Wednesday, July 2, 2014

Under the Tuscan Sun version 2.0

In case you were wondering
what happened to the first 'Under the Tuscan Sun' blog,
it was posted by mistake.
My apologies. 
And just so you know, there was no content, only a title.
I could blame the jet-lag but then
stuff happens...

A view from Montepulciano.
For our stay in Tuscany
we rented Palazzo Bracci in Montepulciano
with no idea of the history of the building.
What a grand surprise!
If you are travelling to Tuscany
I highly recommend renting this lovely home
with her faded grandeur,
charming meandering rooms, 
huge terrace and stunning views.
Wonderful to have the main street
just outside our front door,
for wandering up and down
the picturesque cobbled lanes
or popping in to one of the small groceries
for vegis, olive oil, wine or pasta.
We had many fine restaurants to choose from
within walking distance.
European restaurants frequently start the meal
with an amuse-bouche,
something to tantalize the taste buds.
Imagine my surprise 
when our first dinner in Tuscany
began with a jello slider!

Mind you it was a chic Italian jello slider!
They must train Italian waiters to flirt
along with the fine service.
Every one who served us was charming
warm and funny without a speck of smarm.
Makes that tasty Italian food even more delicious.

We took some day trips and
I really enjoyed being in Siena.
It was raining when we got there
which was a good thing
as the (other) 'tourists' stayed away
until the sun came out.

Looking over Siena at the Duomo.
My favorite thing was climbing to the Panorama 
atop the Duomo (Cathedral) museum.
After I caught my breath it was 
spectacular views in every direction.
The black and white stripe stone is distinctive
and wonderfully over the top!

Because Siena was not considered 'important'
it wasn't bombed  during the war
so the beautiful architecture
remains intact.
 We can all be thankful for that.
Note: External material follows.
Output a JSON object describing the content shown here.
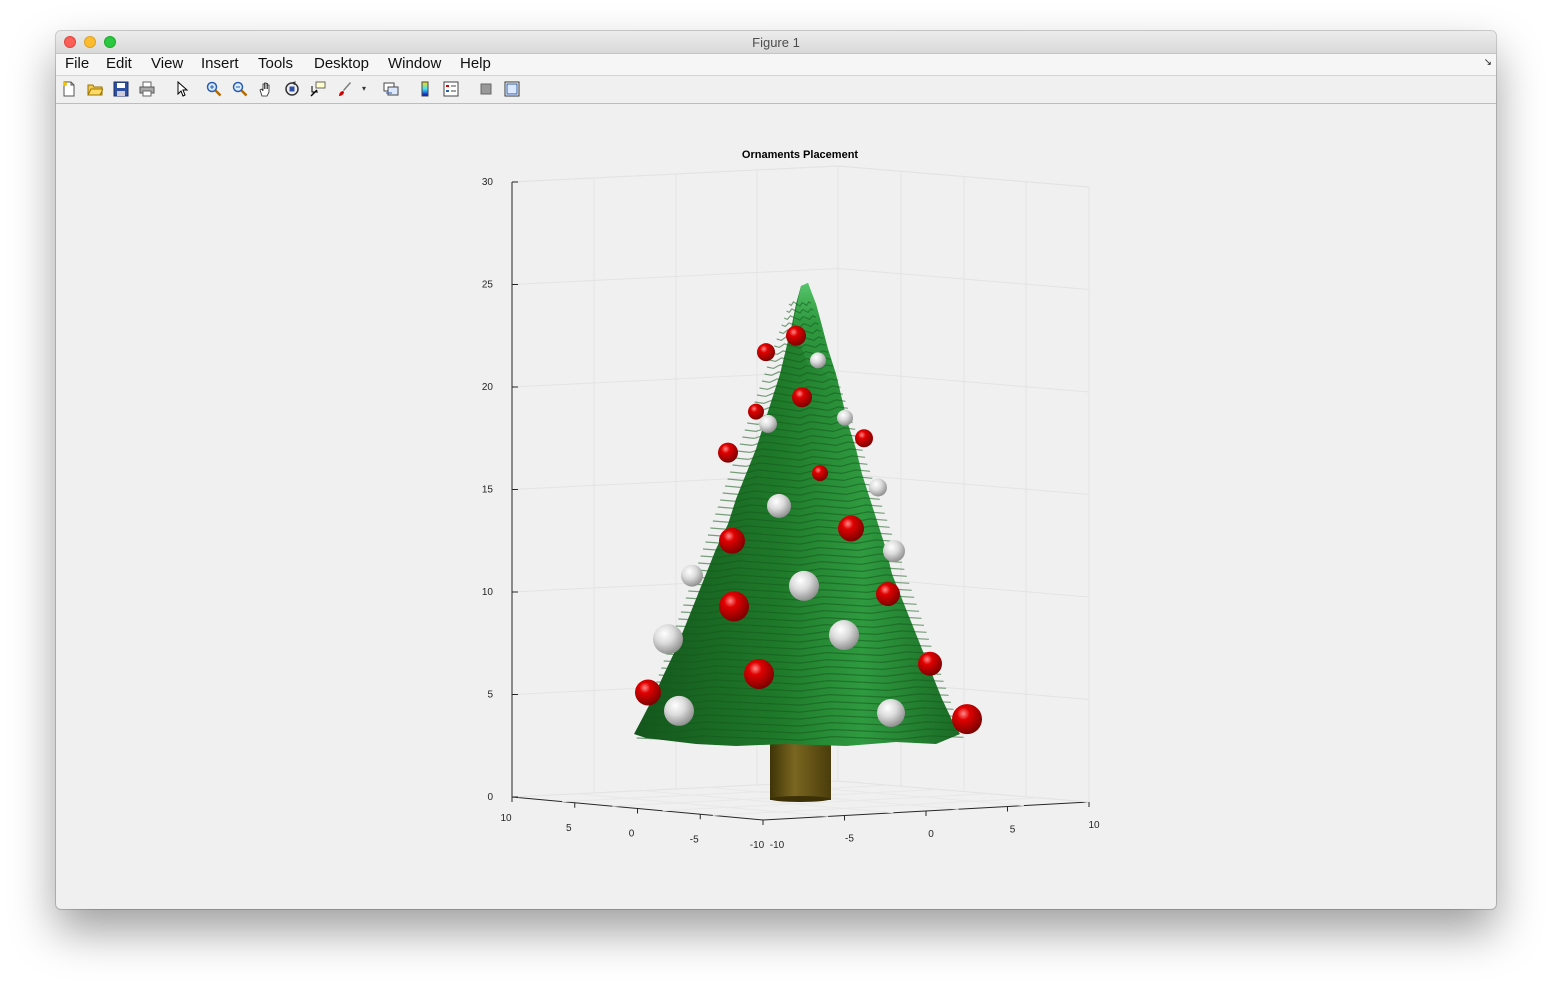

Marcy in the wine cellar.

 Tuscany would be nothing without the local wines.

Each of the wineries we visited in Montepulcino
had Etruscan ruins deep in the earth
where the temperature never changes
and the wine ages in massive casks.

Etruscan well.
The ancient energy is palpable
when I'm in these old sites.
I love it.

Entrance to an Etruscan tomb from the 6-5th century BCE.

The best tasting wines came from 

Old bottles lend ambiance in the Frattoria della Talosa wine tasting room.

So good in fact that we ordered a case.
 (We'll see how it travels...)
Not only did they have the best wine,
but they were knowledgeable and friendly.
Not the case everywhere...

Cemetery at La Foce.
More tombs.
I find them peaceful.